“We need to have someone who’s actually going to be there, to hear the good and the bad of what we do at Nemont, and then to bring that information back. … Don’t just sponsor stuff, hang a banner and walk away; show up.”
Approximately three hundred people participated in the joint Red Thumb-Save a Life event in Glasgow this year, and Hunter hopes to find ways to make the program available statewide. “We hit social media pretty hard this year when we were doing the campaign, [and] we had like 10 schools from Montana that reached out to us [with interest in participating.] These were schools from all across the state, even as far as Helena,” he said.
This distracted driving campaign would come in addition to an already full slate of activities and events hosted by the telco.
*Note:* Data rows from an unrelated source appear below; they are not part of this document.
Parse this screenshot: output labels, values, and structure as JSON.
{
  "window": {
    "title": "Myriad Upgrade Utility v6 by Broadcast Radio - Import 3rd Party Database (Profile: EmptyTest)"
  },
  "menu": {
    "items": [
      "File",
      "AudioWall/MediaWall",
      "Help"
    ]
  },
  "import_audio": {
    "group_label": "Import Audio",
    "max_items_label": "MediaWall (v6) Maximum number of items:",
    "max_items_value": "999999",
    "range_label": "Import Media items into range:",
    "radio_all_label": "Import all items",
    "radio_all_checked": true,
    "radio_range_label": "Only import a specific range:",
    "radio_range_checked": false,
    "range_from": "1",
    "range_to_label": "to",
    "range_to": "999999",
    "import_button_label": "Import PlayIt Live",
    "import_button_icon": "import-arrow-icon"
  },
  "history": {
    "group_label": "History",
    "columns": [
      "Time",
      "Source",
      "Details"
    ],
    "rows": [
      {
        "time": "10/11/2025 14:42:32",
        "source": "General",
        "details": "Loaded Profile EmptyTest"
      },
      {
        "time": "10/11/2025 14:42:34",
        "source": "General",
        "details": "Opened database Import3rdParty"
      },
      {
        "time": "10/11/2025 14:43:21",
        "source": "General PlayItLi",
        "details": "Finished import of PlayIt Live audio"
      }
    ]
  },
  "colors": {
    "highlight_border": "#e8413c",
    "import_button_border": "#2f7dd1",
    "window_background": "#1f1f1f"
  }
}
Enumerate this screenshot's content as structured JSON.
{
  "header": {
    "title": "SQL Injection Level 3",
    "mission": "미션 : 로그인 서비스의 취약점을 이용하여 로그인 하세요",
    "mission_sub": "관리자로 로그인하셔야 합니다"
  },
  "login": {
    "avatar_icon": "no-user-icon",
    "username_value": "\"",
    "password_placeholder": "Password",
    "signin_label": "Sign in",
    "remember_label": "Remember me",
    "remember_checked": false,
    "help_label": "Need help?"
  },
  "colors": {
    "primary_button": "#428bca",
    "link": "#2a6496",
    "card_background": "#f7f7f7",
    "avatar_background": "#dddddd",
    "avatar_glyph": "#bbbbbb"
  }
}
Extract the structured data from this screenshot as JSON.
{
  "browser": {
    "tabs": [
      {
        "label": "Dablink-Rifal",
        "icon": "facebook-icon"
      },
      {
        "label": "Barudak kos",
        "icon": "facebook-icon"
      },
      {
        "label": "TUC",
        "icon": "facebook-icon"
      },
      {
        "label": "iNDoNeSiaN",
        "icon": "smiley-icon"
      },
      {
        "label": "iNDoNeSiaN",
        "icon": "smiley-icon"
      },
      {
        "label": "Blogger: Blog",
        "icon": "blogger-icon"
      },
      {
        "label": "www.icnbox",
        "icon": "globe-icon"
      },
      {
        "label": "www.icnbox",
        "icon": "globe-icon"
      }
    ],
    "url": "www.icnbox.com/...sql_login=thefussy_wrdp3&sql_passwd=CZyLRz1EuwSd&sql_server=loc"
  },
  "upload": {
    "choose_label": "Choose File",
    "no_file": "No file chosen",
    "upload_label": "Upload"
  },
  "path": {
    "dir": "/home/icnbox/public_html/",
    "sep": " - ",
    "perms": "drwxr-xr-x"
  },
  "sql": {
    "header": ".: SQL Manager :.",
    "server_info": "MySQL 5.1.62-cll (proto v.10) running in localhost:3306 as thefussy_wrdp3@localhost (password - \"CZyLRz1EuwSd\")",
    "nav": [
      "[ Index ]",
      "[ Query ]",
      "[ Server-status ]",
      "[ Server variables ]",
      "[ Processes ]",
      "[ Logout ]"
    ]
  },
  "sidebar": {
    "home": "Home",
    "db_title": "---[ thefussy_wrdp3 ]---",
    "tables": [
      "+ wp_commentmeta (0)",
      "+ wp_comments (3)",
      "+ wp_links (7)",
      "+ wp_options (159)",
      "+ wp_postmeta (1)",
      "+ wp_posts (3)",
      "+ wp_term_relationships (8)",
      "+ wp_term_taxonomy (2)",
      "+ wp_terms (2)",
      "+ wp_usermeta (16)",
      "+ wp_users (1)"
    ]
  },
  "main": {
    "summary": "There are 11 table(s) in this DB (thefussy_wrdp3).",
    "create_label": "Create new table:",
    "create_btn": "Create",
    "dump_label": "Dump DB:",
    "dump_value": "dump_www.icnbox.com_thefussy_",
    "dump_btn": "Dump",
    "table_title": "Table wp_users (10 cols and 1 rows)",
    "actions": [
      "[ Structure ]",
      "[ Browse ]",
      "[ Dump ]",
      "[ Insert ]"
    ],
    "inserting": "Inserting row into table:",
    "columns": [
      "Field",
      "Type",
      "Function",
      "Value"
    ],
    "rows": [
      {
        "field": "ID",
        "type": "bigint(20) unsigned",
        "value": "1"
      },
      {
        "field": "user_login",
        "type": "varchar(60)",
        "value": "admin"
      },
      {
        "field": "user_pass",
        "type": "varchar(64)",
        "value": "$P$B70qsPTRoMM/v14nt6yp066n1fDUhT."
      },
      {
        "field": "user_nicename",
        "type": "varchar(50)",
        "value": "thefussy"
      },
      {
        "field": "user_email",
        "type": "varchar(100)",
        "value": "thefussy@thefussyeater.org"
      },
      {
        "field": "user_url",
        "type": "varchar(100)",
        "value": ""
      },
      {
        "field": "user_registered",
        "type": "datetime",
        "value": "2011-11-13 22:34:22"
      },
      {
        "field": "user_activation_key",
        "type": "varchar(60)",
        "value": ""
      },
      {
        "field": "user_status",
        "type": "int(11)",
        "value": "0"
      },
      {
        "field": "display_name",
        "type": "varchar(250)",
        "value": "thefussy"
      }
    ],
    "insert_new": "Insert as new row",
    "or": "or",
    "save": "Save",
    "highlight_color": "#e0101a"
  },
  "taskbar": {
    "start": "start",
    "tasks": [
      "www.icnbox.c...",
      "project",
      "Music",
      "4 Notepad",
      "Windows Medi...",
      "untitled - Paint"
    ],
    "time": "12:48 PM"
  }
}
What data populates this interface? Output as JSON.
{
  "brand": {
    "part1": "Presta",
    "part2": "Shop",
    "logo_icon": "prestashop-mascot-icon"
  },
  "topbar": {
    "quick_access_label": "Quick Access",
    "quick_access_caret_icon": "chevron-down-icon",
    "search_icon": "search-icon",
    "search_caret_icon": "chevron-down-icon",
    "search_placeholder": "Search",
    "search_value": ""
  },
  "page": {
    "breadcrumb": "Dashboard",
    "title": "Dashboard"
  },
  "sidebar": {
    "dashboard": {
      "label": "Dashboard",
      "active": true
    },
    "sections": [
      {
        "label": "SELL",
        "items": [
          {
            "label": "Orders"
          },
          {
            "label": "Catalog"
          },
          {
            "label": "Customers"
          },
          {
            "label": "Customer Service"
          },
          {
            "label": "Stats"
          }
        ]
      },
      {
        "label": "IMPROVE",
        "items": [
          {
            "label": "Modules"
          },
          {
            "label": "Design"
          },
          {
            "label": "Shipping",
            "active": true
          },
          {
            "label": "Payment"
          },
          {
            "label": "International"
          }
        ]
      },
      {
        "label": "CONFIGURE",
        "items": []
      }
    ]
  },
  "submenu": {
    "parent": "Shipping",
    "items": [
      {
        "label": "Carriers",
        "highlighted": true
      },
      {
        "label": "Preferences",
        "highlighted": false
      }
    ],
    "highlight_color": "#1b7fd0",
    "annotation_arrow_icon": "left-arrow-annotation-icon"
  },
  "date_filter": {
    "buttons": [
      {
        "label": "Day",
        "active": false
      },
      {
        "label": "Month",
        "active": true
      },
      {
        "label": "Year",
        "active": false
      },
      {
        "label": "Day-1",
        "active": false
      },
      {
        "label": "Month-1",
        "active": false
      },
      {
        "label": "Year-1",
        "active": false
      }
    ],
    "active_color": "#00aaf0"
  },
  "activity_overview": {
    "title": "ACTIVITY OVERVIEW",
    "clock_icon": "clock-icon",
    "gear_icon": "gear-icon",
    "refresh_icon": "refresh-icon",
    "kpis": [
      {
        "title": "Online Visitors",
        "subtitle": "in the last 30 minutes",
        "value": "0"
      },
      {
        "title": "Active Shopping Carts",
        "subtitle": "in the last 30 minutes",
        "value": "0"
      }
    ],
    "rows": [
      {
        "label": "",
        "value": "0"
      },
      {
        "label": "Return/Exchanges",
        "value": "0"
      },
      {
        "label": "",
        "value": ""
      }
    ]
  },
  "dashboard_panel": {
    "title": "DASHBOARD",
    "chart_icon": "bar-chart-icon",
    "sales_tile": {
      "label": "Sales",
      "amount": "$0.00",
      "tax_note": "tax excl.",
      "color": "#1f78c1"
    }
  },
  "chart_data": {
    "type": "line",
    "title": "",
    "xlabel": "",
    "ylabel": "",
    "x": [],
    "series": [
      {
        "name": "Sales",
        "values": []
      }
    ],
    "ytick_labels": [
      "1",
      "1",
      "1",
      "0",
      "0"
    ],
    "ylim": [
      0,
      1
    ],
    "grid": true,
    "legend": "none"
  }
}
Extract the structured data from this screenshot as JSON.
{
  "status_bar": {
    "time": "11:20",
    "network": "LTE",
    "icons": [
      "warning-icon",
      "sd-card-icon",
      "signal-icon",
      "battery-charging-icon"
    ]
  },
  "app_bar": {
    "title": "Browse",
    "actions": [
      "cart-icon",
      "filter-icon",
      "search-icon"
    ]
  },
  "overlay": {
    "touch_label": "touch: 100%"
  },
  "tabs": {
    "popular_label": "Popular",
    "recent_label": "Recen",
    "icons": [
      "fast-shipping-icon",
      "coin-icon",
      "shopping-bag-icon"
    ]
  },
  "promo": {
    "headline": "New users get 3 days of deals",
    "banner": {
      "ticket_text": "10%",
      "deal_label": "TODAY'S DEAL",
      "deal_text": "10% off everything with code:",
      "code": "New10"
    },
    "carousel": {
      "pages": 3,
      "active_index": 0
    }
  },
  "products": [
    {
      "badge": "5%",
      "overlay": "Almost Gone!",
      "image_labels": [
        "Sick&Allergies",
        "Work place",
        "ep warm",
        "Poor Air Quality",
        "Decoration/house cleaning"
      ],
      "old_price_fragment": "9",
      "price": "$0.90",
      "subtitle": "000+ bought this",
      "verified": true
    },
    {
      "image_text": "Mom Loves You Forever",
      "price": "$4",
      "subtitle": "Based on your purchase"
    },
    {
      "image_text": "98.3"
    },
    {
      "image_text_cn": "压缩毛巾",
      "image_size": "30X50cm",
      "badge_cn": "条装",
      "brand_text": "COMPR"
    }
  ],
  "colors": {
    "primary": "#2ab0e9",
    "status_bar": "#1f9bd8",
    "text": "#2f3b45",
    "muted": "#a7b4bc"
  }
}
According to Hunter, Nemont hosts, participates in or attends approximately 58 events every year, including parades, golf tournaments and cookouts. Hunter said his “marching orders” as Nemont’s point person on public relations have always been clear: “We need to have someone who’s actually going to be there, to hear the good and the bad of what we do at Nemont, and then to bring that information back. … Don’t just sponsor stuff, hang a banner and walk away; show up.”
Nemont’s strategy and deep involvement it its service territory is proof of what those in the rural broadband industry already know: small, community-based providers are institutions for local engagement in their towns and hubs.